Researchers at the University of California, Berkeley, have discovered that by making highly accurate audio recordings of keyboard strokes they were able to reconstruct e-mail messages, retrieve data entered into a report, and recreate passwords typed into a secure Web site, essentially overhearing Internet conversations.
Researchers Doug Tygar, Li Zhuang, and Feng Zhou of Berkeley, among others, took several 10-minute sound recordings of people typing at a keyboard. They then used a computer algorithm program to analyze the sounds, isolate the keystrokes from one another, and categorize the letters into words based on statistical probability.
“Using statistical learning theory, the computer can categorize the sounds of each key as it’s struck and develop a good first guess with an accuracy of 60% for characters and 20% for words,” says Zhuang. “We then use spelling and grammar checks to refine the results, which increased the character accuracy to 70% and the word accuracy to 50%.”
The recording is then played back repeatedly, allowing the program to learn and increase its accuracy rate. The algorithm in the Berkeley study can adapt to a variety of typing styles and was able to accurately detect particular patterns against some background noise. “Background noise definitely made it harder to recover accurate text, but the differences became smaller after several rounds of feedback,” says Tygar. “Given enough tries, the computer algorithm will eventually come up with a pretty good estimate of what was typed.”
According to the researchers, once the system is trained, recovery of typed data becomes an elementary process, even in situations where the data was not in English, such as in the case of a code or password. After 20 learning cycles, the algorithm was able to accurately retrieve 69% of several 10-character passwords, 77% of eight-character passwords, and 90% of five-character passwords. The researchers were able to make the recordings using readily available over-the-counter equipment. “We didn’t need high-quality audio to accomplish this,” says Zhou. “We just used a $10 microphone that can be easily purchased in almost any computer supply store.”

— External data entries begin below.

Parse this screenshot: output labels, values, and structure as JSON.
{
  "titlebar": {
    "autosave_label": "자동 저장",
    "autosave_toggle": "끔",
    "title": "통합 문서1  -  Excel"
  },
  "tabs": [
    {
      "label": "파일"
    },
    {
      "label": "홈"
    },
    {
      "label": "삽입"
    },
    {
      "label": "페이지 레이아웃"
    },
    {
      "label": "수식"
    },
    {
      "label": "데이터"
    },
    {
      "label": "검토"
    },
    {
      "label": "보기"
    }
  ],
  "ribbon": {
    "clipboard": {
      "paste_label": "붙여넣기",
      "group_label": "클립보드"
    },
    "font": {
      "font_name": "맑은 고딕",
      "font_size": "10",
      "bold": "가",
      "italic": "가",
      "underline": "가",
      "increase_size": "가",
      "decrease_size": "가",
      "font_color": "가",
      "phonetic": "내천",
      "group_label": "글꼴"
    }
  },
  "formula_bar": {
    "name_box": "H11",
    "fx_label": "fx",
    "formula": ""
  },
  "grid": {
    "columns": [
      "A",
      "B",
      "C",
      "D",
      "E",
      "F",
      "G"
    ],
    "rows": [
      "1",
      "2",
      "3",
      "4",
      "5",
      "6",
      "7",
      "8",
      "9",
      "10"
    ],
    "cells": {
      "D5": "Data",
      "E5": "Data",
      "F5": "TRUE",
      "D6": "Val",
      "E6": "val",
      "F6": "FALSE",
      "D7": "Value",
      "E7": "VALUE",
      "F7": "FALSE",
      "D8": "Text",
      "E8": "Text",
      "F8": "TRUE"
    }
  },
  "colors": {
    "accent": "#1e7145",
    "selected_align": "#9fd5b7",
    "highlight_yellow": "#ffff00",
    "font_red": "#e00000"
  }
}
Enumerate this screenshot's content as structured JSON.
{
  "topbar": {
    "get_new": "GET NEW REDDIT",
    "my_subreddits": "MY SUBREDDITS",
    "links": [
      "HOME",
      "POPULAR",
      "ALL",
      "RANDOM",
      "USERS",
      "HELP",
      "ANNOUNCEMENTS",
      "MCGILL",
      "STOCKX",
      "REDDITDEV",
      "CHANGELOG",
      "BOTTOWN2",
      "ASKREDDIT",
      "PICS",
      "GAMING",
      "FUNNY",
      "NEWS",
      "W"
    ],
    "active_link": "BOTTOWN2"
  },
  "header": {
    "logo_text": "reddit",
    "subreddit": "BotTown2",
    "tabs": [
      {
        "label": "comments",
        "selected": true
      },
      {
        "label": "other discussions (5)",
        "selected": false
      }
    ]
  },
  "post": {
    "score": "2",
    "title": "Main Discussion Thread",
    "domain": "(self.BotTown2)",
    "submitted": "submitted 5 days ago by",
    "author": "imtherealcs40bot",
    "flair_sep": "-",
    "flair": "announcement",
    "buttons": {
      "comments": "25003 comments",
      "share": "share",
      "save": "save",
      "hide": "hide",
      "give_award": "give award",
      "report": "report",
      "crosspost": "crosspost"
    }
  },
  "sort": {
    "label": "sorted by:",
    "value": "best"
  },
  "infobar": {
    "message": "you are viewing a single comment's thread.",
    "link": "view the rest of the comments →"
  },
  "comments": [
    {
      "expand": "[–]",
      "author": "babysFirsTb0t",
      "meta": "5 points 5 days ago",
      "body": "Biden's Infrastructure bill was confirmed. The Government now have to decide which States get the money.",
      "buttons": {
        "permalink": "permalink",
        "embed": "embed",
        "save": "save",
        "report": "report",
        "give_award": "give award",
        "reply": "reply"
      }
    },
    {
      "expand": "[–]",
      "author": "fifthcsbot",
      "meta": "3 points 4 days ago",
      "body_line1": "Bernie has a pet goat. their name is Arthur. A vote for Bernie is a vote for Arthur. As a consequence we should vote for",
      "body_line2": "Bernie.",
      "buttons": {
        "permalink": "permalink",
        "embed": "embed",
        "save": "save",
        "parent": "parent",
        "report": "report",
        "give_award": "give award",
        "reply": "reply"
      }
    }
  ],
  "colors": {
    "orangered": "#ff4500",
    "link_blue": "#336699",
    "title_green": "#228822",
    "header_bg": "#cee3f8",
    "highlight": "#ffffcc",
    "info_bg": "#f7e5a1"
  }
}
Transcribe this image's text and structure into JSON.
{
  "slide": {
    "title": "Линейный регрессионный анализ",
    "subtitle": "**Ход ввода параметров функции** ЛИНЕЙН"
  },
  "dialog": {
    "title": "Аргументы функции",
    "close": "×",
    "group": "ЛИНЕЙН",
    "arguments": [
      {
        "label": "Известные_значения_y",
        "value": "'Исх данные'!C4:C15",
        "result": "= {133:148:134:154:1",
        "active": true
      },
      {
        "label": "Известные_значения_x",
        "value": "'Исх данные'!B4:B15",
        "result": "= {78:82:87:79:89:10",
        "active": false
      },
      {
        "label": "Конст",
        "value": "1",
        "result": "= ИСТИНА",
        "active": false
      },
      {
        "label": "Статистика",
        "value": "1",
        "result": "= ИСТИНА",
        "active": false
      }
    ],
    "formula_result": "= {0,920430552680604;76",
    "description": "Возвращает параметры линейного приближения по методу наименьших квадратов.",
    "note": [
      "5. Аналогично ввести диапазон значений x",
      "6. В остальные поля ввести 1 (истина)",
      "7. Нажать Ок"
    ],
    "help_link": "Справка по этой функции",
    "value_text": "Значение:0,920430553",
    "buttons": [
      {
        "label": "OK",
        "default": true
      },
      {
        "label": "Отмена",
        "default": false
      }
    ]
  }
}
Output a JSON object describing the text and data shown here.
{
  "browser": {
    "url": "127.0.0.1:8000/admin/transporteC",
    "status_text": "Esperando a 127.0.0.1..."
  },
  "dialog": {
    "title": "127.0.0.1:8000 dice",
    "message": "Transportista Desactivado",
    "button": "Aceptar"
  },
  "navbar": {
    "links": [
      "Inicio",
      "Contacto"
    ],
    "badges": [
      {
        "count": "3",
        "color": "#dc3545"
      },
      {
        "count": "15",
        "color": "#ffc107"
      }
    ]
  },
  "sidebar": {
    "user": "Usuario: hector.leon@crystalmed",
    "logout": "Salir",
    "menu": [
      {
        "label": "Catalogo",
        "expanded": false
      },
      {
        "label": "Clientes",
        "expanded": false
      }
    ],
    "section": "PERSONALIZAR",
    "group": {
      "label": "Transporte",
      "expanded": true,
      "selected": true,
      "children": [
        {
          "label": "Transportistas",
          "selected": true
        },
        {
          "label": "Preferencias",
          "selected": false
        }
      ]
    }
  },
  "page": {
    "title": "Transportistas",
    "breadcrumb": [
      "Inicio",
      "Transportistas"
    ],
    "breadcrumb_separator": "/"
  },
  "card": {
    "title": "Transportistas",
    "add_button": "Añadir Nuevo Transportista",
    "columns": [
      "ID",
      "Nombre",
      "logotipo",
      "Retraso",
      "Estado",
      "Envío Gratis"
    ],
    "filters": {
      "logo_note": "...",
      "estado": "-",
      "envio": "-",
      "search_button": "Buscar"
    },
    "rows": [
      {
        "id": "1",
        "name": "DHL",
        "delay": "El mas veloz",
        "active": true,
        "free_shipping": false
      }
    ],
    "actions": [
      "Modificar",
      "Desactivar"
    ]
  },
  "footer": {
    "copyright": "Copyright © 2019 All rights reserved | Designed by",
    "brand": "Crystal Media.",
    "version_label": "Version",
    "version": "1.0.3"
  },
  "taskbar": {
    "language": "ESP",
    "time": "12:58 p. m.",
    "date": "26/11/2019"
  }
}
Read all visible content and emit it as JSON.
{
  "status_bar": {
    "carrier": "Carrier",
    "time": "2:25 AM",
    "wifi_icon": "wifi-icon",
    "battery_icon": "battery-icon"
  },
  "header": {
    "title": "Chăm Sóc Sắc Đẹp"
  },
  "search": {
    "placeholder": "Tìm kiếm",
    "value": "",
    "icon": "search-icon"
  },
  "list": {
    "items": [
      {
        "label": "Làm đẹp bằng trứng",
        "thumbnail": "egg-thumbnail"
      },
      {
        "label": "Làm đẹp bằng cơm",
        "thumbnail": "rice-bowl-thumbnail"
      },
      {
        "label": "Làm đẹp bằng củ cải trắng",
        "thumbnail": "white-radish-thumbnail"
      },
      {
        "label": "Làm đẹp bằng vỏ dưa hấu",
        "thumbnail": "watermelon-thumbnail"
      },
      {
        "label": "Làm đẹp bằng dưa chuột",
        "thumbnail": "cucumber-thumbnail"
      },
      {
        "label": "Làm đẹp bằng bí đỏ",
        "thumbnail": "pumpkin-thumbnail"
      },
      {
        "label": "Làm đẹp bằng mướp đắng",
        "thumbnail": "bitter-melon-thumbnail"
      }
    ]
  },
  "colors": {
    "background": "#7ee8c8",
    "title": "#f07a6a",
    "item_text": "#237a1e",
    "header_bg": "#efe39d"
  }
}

Though the researchers did not use the shift, control, backspace, or caps lock keys in their experiments, they believe they may eventually be able to account for those keys as well.
The research raises serious concerns about the security of typed messages, especially given the number of secure transactions that now take place over the Internet. “The message from this study is that there is no easy escape from this acoustic snooping,” says Tygar. “The type of keyboard you use doesn’t matter, your typing proficiency doesn’t matter, and the background noise can be overcome.” -Patrick Tucker
Source: University of California, Berkeley, Media News Center, 101 Sproul Hall, Berkeley, California 94720. Telephone 510-643-7741. Web site http://www.berkeley.edu/news.
Originally published in THE FUTURIST, January-February 2006